(Data about app and page elements)
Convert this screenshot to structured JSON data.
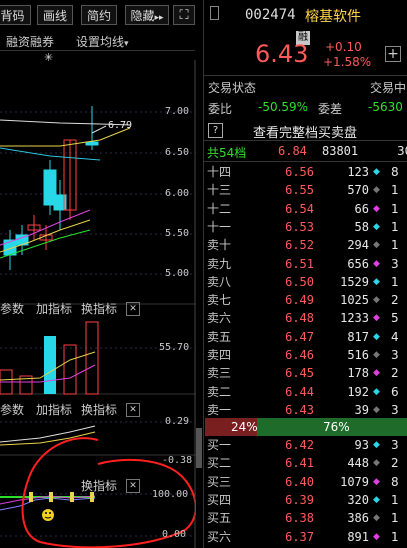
{
  "toolbar": {
    "btn1": "背码",
    "btn2": "画线",
    "btn3": "简约",
    "btn4": "隐藏",
    "btn4_arrow": "▸▸",
    "expand_icon": "⛶",
    "row2_1": "融资融券",
    "row2_2": "设置均线",
    "row2_2_arrow": "▾",
    "star": "✳"
  },
  "chart": {
    "price_axis": [
      "7.00",
      "6.50",
      "6.00",
      "5.50",
      "5.00"
    ],
    "marker": "6.79",
    "vol_axis": "55.70",
    "macd_axis": [
      "0.29",
      "-0.38"
    ],
    "kdj_axis": [
      "100.00",
      "0.00"
    ],
    "vol_params": "参数",
    "vol_add": "加指标",
    "vol_switch": "换指标",
    "vol_close": "✕",
    "macd_params": "参数",
    "macd_add": "加指标",
    "macd_switch": "换指标",
    "macd_close": "✕",
    "kdj_switch": "换指标",
    "kdj_close": "✕"
  },
  "chart_data": {
    "type": "candlestick",
    "ylim": [
      4.85,
      7.25
    ],
    "candles": [
      {
        "open": 5.45,
        "close": 5.3,
        "high": 5.55,
        "low": 5.15
      },
      {
        "open": 5.5,
        "close": 5.4,
        "high": 5.6,
        "low": 5.3
      },
      {
        "open": 5.55,
        "close": 5.6,
        "high": 5.7,
        "low": 5.45
      },
      {
        "open": 5.45,
        "close": 5.5,
        "high": 5.6,
        "low": 5.35
      },
      {
        "open": 6.15,
        "close": 5.8,
        "high": 6.25,
        "low": 5.7
      },
      {
        "open": 5.9,
        "close": 5.75,
        "high": 6.05,
        "low": 5.55
      },
      {
        "open": 5.75,
        "close": 6.45,
        "high": 6.45,
        "low": 5.65
      },
      {
        "open": 6.43,
        "close": 6.4,
        "high": 6.79,
        "low": 6.35
      }
    ]
  },
  "quote": {
    "code": "002474",
    "name": "榕基软件",
    "badge": "融",
    "price": "6.43",
    "change": "+0.10",
    "change_pct": "+1.58%"
  },
  "info": {
    "status_label": "交易状态",
    "status_label2": "交易中",
    "weibi_label": "委比",
    "weibi_value": "-50.59%",
    "weicha_label": "委差",
    "weicha_value": "-5630",
    "help_mark": "?",
    "full_book": "查看完整档买卖盘",
    "total_levels": "共54档",
    "total_price": "6.84",
    "total_vol": "83801",
    "total_extra": "30"
  },
  "sells": [
    {
      "name": "十四",
      "price": "6.56",
      "vol": "123",
      "mark": "◆",
      "extra": "8"
    },
    {
      "name": "十三",
      "price": "6.55",
      "vol": "570",
      "mark": "◆",
      "extra": "1"
    },
    {
      "name": "十二",
      "price": "6.54",
      "vol": "66",
      "mark": "◆",
      "extra": "1"
    },
    {
      "name": "十一",
      "price": "6.53",
      "vol": "58",
      "mark": "◆",
      "extra": "1"
    },
    {
      "name": "卖十",
      "price": "6.52",
      "vol": "294",
      "mark": "◆",
      "extra": "1"
    },
    {
      "name": "卖九",
      "price": "6.51",
      "vol": "656",
      "mark": "◆",
      "extra": "3"
    },
    {
      "name": "卖八",
      "price": "6.50",
      "vol": "1529",
      "mark": "◆",
      "extra": "1"
    },
    {
      "name": "卖七",
      "price": "6.49",
      "vol": "1025",
      "mark": "◆",
      "extra": "2"
    },
    {
      "name": "卖六",
      "price": "6.48",
      "vol": "1233",
      "mark": "◆",
      "extra": "5"
    },
    {
      "name": "卖五",
      "price": "6.47",
      "vol": "817",
      "mark": "◆",
      "extra": "4"
    },
    {
      "name": "卖四",
      "price": "6.46",
      "vol": "516",
      "mark": "◆",
      "extra": "3"
    },
    {
      "name": "卖三",
      "price": "6.45",
      "vol": "178",
      "mark": "◆",
      "extra": "2"
    },
    {
      "name": "卖二",
      "price": "6.44",
      "vol": "192",
      "mark": "◆",
      "extra": "6"
    },
    {
      "name": "卖一",
      "price": "6.43",
      "vol": "39",
      "mark": "◆",
      "extra": "3"
    }
  ],
  "ratio": {
    "sell_pct": "24%",
    "buy_pct": "76%"
  },
  "buys": [
    {
      "name": "买一",
      "price": "6.42",
      "vol": "93",
      "mark": "◆",
      "extra": "3"
    },
    {
      "name": "买二",
      "price": "6.41",
      "vol": "448",
      "mark": "◆",
      "extra": "2"
    },
    {
      "name": "买三",
      "price": "6.40",
      "vol": "1079",
      "mark": "◆",
      "extra": "8"
    },
    {
      "name": "买四",
      "price": "6.39",
      "vol": "320",
      "mark": "◆",
      "extra": "1"
    },
    {
      "name": "买五",
      "price": "6.38",
      "vol": "386",
      "mark": "◆",
      "extra": "1"
    },
    {
      "name": "买六",
      "price": "6.37",
      "vol": "891",
      "mark": "◆",
      "extra": "1"
    }
  ]
}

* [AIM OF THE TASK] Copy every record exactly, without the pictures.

* [TASK OUTPUT]
Convert this screenshot to structured JSON data.
{
  "toolbar": {
    "btn1": "背码",
    "btn2": "画线",
    "btn3": "简约",
    "btn4": "隐藏",
    "btn4_arrow": "▸▸",
    "expand_icon": "⛶",
    "row2_1": "融资融券",
    "row2_2": "设置均线",
    "row2_2_arrow": "▾",
    "star": "✳"
  },
  "chart": {
    "price_axis": [
      "7.00",
      "6.50",
      "6.00",
      "5.50",
      "5.00"
    ],
    "marker": "6.79",
    "vol_axis": "55.70",
    "macd_axis": [
      "0.29",
      "-0.38"
    ],
    "kdj_axis": [
      "100.00",
      "0.00"
    ],
    "vol_params": "参数",
    "vol_add": "加指标",
    "vol_switch": "换指标",
    "vol_close": "✕",
    "macd_params": "参数",
    "macd_add": "加指标",
    "macd_switch": "换指标",
    "macd_close": "✕",
    "kdj_switch": "换指标",
    "kdj_close": "✕"
  },
  "chart_data": {
    "type": "candlestick",
    "ylim": [
      4.85,
      7.25
    ],
    "candles": [
      {
        "open": 5.45,
        "close": 5.3,
        "high": 5.55,
        "low": 5.15
      },
      {
        "open": 5.5,
        "close": 5.4,
        "high": 5.6,
        "low": 5.3
      },
      {
        "open": 5.55,
        "close": 5.6,
        "high": 5.7,
        "low": 5.45
      },
      {
        "open": 5.45,
        "close": 5.5,
        "high": 5.6,
        "low": 5.35
      },
      {
        "open": 6.15,
        "close": 5.8,
        "high": 6.25,
        "low": 5.7
      },
      {
        "open": 5.9,
        "close": 5.75,
        "high": 6.05,
        "low": 5.55
      },
      {
        "open": 5.75,
        "close": 6.45,
        "high": 6.45,
        "low": 5.65
      },
      {
        "open": 6.43,
        "close": 6.4,
        "high": 6.79,
        "low": 6.35
      }
    ]
  },
  "quote": {
    "code": "002474",
    "name": "榕基软件",
    "badge": "融",
    "price": "6.43",
    "change": "+0.10",
    "change_pct": "+1.58%"
  },
  "info": {
    "status_label": "交易状态",
    "status_label2": "交易中",
    "weibi_label": "委比",
    "weibi_value": "-50.59%",
    "weicha_label": "委差",
    "weicha_value": "-5630",
    "help_mark": "?",
    "full_book": "查看完整档买卖盘",
    "total_levels": "共54档",
    "total_price": "6.84",
    "total_vol": "83801",
    "total_extra": "30"
  },
  "sells": [
    {
      "name": "十四",
      "price": "6.56",
      "vol": "123",
      "mark": "◆",
      "extra": "8"
    },
    {
      "name": "十三",
      "price": "6.55",
      "vol": "570",
      "mark": "◆",
      "extra": "1"
    },
    {
      "name": "十二",
      "price": "6.54",
      "vol": "66",
      "mark": "◆",
      "extra": "1"
    },
    {
      "name": "十一",
      "price": "6.53",
      "vol": "58",
      "mark": "◆",
      "extra": "1"
    },
    {
      "name": "卖十",
      "price": "6.52",
      "vol": "294",
      "mark": "◆",
      "extra": "1"
    },
    {
      "name": "卖九",
      "price": "6.51",
      "vol": "656",
      "mark": "◆",
      "extra": "3"
    },
    {
      "name": "卖八",
      "price": "6.50",
      "vol": "1529",
      "mark": "◆",
      "extra": "1"
    },
    {
      "name": "卖七",
      "price": "6.49",
      "vol": "1025",
      "mark": "◆",
      "extra": "2"
    },
    {
      "name": "卖六",
      "price": "6.48",
      "vol": "1233",
      "mark": "◆",
      "extra": "5"
    },
    {
      "name": "卖五",
      "price": "6.47",
      "vol": "817",
      "mark": "◆",
      "extra": "4"
    },
    {
      "name": "卖四",
      "price": "6.46",
      "vol": "516",
      "mark": "◆",
      "extra": "3"
    },
    {
      "name": "卖三",
      "price": "6.45",
      "vol": "178",
      "mark": "◆",
      "extra": "2"
    },
    {
      "name": "卖二",
      "price": "6.44",
      "vol": "192",
      "mark": "◆",
      "extra": "6"
    },
    {
      "name": "卖一",
      "price": "6.43",
      "vol": "39",
      "mark": "◆",
      "extra": "3"
    }
  ],
  "ratio": {
    "sell_pct": "24%",
    "buy_pct": "76%"
  },
  "buys": [
    {
      "name": "买一",
      "price": "6.42",
      "vol": "93",
      "mark": "◆",
      "extra": "3"
    },
    {
      "name": "买二",
      "price": "6.41",
      "vol": "448",
      "mark": "◆",
      "extra": "2"
    },
    {
      "name": "买三",
      "price": "6.40",
      "vol": "1079",
      "mark": "◆",
      "extra": "8"
    },
    {
      "name": "买四",
      "price": "6.39",
      "vol": "320",
      "mark": "◆",
      "extra": "1"
    },
    {
      "name": "买五",
      "price": "6.38",
      "vol": "386",
      "mark": "◆",
      "extra": "1"
    },
    {
      "name": "买六",
      "price": "6.37",
      "vol": "891",
      "mark": "◆",
      "extra": "1"
    }
  ]
}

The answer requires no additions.